Later in the movie, paralleling his descent into madness in the novel, Tony Leung’s Ouyang Feng is defeated by the good guys, becomes convinced that he is a duck (contributing a brief interlude of “Old MacDonald Had A Farm”), and runs off to live with a band of cave animals (a gorilla, a dinosaur and aptly, a condor).
I would have been happy enough if it were only the symmetry of these two movies that sparked mysterious forces in alignment with the novelistic Ouyang Feng, and resulted in an illustration of one of my favorite villains. But there is one more thing. In Jin Yong’s sequel to “The Legend of The Condor Heroes,” Ouyang Feng emerges again, still mad from the end of the last novel. But this time, his madness takes on a more philosophical spin. He has forgotten even his own name, and had spent all the years off-stage wandering around, asking: “Who am I?”

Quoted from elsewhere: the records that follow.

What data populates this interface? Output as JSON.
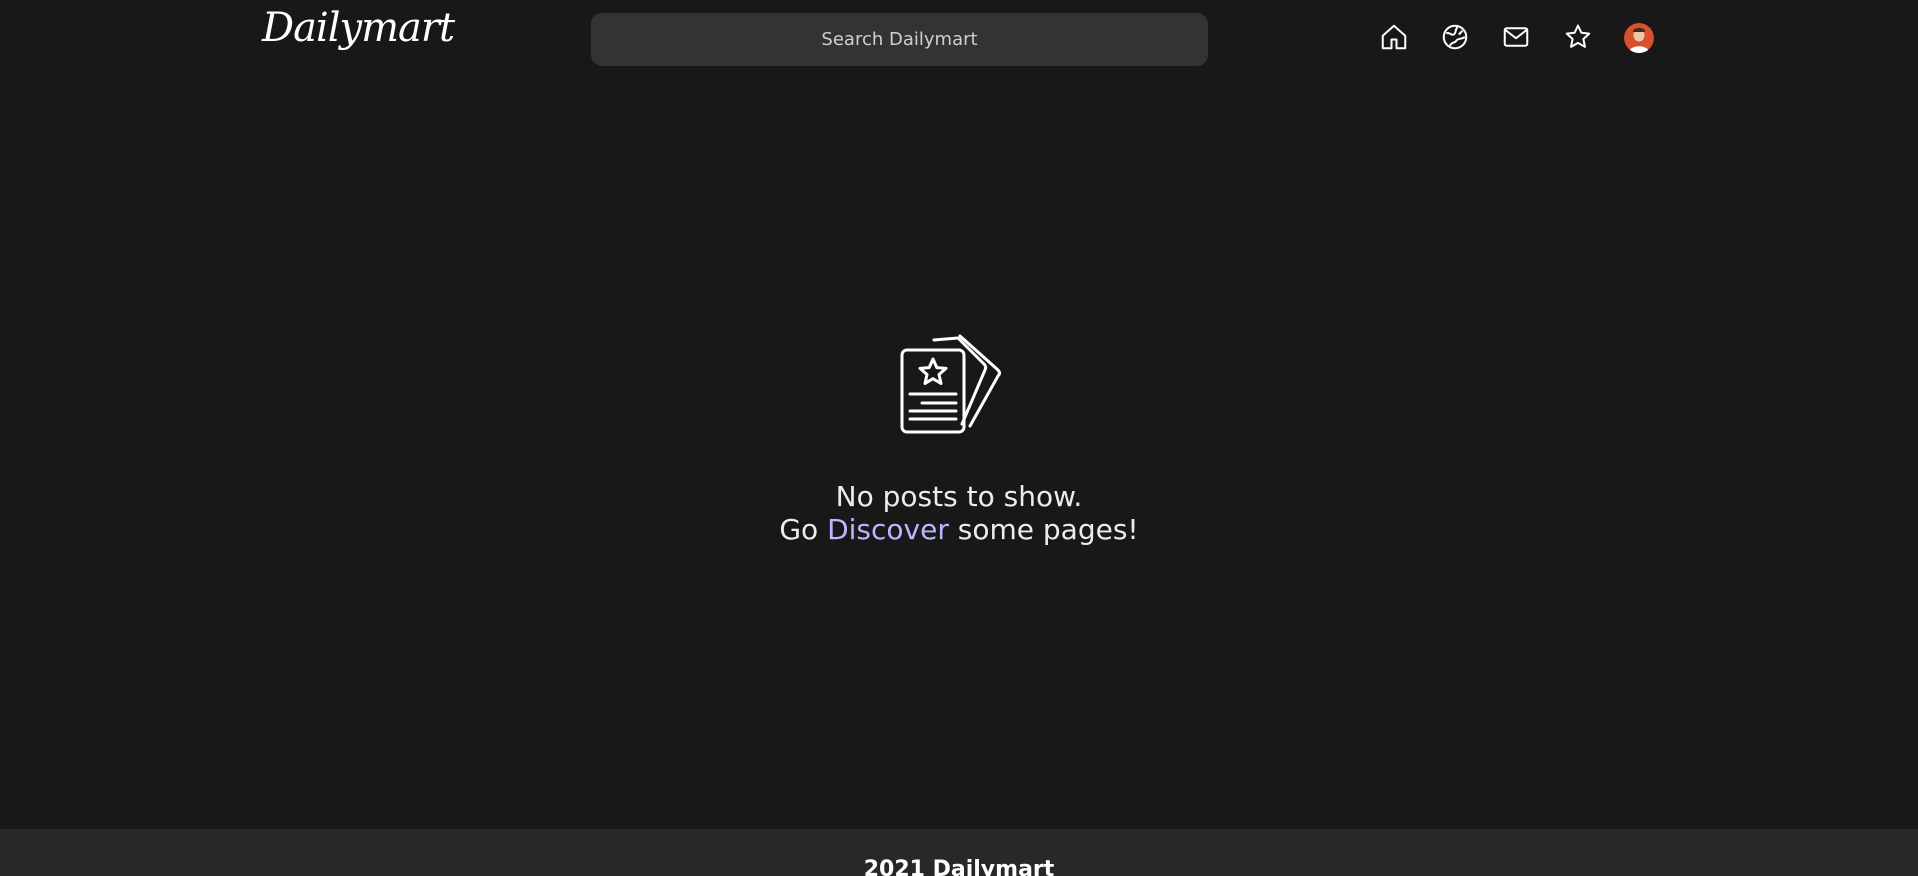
{
  "header": {
    "logo": "Dailymart",
    "search_placeholder": "Search Dailymart",
    "nav_icons": [
      "home-icon",
      "discover-icon",
      "mail-icon",
      "star-icon",
      "avatar"
    ]
  },
  "main": {
    "empty_line1": "No posts to show.",
    "empty_line2_prefix": "Go ",
    "discover_link": "Discover",
    "empty_line2_suffix": " some pages!",
    "illustration_icon": "posts-cards-icon"
  },
  "footer": {
    "text": "2021 Dailymart"
  },
  "colors": {
    "background": "#181818",
    "search_bg": "#333333",
    "footer_bg": "#282828",
    "link": "#b9b6ff",
    "avatar": "#d9502f"
  }
}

Now, I once again see a full-circle moment. In “Ashes of Time,” the young Ouyang Feng eventually takes a potion that helps him forget about his lost lover, before returning home and rising to merciless prominence. Nearing the end of his life, he has once again forgotten.
To bring the story to an even more perfect full circle, Ouyang Feng’s life ends in yet another duel with his old friend and enemy, Hong Qi. When their younger selves part in “Ashes,” Wong Kar Wai superimposes a caption as Hong is disappearing into the distance, explaining that years later, they would die together in a duel. When this prophecy is fulfilled, Ouyang Feng regains a brief moment of mental clarity. His story is concluded by an embrace with his opponent, as well as a reconciliation with the fears, ambitions and perhaps love, that had plagued his life.